David A. Salstein; Katherine J. Quinn (2012) Using Climate Models to estimate future changes in Atmospheric Angular Momentum/Earth Rotation Parameters. AGU Fall Meeting 2012, San Francisco, CA.

To understand possible changes in Earth Rotation Parameters that may be excited by the atmosphere in the current century, coupled atmosphere-ocean climate models can be used to simulate the response to a changing amounts of greenhouse gases (GHG) and other climate forcings. We turn to several models participating in versions of the Coupled Model Intercomparison Project to forecast possible fields of the winds and surface pressures needed to calculate the angular momentum.

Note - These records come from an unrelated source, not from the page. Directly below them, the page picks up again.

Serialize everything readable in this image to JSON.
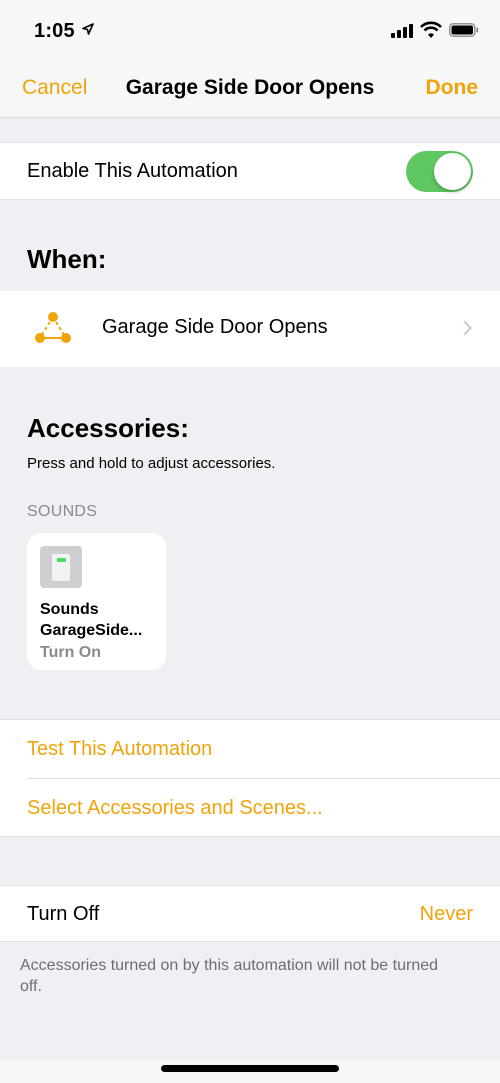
{
  "status_bar": {
    "time": "1:05"
  },
  "nav": {
    "cancel_label": "Cancel",
    "title": "Garage Side Door Opens",
    "done_label": "Done"
  },
  "enable": {
    "label": "Enable This Automation",
    "on": true
  },
  "when": {
    "title": "When:",
    "trigger_label": "Garage Side Door Opens",
    "trigger_icon": "automation-trigger-icon"
  },
  "accessories": {
    "title": "Accessories:",
    "subtitle": "Press and hold to adjust accessories.",
    "group_header": "SOUNDS",
    "tiles": [
      {
        "name_line1": "Sounds",
        "name_line2": "GarageSide...",
        "status": "Turn On"
      }
    ]
  },
  "actions": {
    "test_label": "Test This Automation",
    "select_label": "Select Accessories and Scenes..."
  },
  "turn_off": {
    "label": "Turn Off",
    "value": "Never"
  },
  "footer": {
    "note": "Accessories turned on by this automation will not be turned off."
  },
  "colors": {
    "accent": "#f0a30a",
    "toggle_on": "#5fc862",
    "background": "#efeff4"
  }
}
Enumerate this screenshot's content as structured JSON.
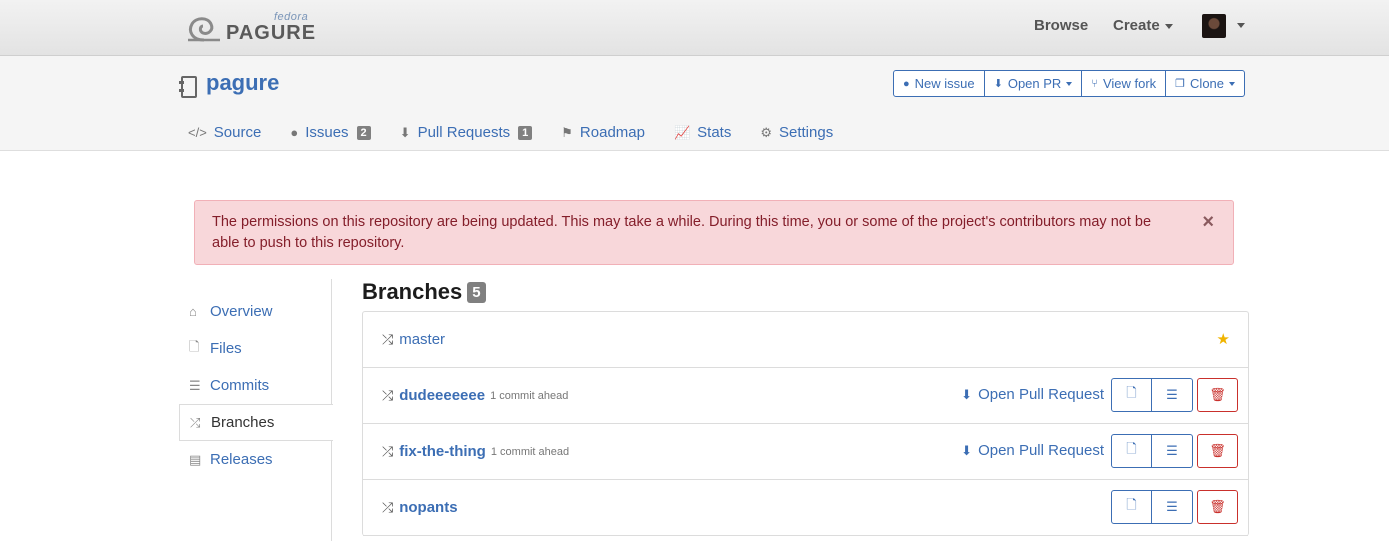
{
  "navbar": {
    "logo_small": "fedora",
    "logo_big": "PAGURE",
    "browse_label": "Browse",
    "create_label": "Create"
  },
  "repo": {
    "name": "pagure",
    "buttons": {
      "new_issue": "New issue",
      "open_pr": "Open PR",
      "view_fork": "View fork",
      "clone": "Clone"
    },
    "tabs": [
      {
        "label": "Source",
        "icon": "code-icon"
      },
      {
        "label": "Issues",
        "count": "2",
        "icon": "exclamation-circle-icon"
      },
      {
        "label": "Pull Requests",
        "count": "1",
        "icon": "arrow-circle-down-icon"
      },
      {
        "label": "Roadmap",
        "icon": "signpost-icon"
      },
      {
        "label": "Stats",
        "icon": "line-chart-icon"
      },
      {
        "label": "Settings",
        "icon": "gears-icon"
      }
    ]
  },
  "alert": {
    "message": "The permissions on this repository are being updated. This may take a while. During this time, you or some of the project's contributors may not be able to push to this repository.",
    "close": "×"
  },
  "sidebar": {
    "items": [
      {
        "label": "Overview",
        "icon": "home-icon"
      },
      {
        "label": "Files",
        "icon": "file-code-icon"
      },
      {
        "label": "Commits",
        "icon": "list-icon"
      },
      {
        "label": "Branches",
        "icon": "random-icon",
        "active": true
      },
      {
        "label": "Releases",
        "icon": "archive-icon"
      }
    ]
  },
  "branches": {
    "title": "Branches",
    "count": "5",
    "open_pr_label": "Open Pull Request",
    "rows": [
      {
        "name": "master",
        "ahead": "",
        "default": true
      },
      {
        "name": "dudeeeeeee",
        "ahead": "1 commit ahead"
      },
      {
        "name": "fix-the-thing",
        "ahead": "1 commit ahead"
      },
      {
        "name": "nopants",
        "ahead": ""
      }
    ]
  },
  "colors": {
    "link": "#3c6eb4",
    "danger": "#c9302c",
    "alert_bg": "#f8d7da",
    "star": "#f0b400"
  }
}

For the axial component of angular momentum, related to expected changes in length of day, we examine variations and trends in zonal AAM by latitude band and height from several models. According to the model results, strong increases in zonal winds can occur in the upper troposphere/lower stratosphere subtropics in both northern and southern hemispheres, strengthening the wind jets there, and hence the overall zonal angular momentum. This increase tends to occur more in scenarios of the climate models with the strongest changes in GHG concentrations. This change has occurred both over the 20th century according to models and atmospheric reanalyses, and is forecast to occur over the 21st century as well, according to the simulations. We note too the surface pressures fields from which the mass component is estimated. These form important contribution to the components of angular momentum about the equatorial axes, and hence relate to possible changes in polar motion excitation for the upcoming century.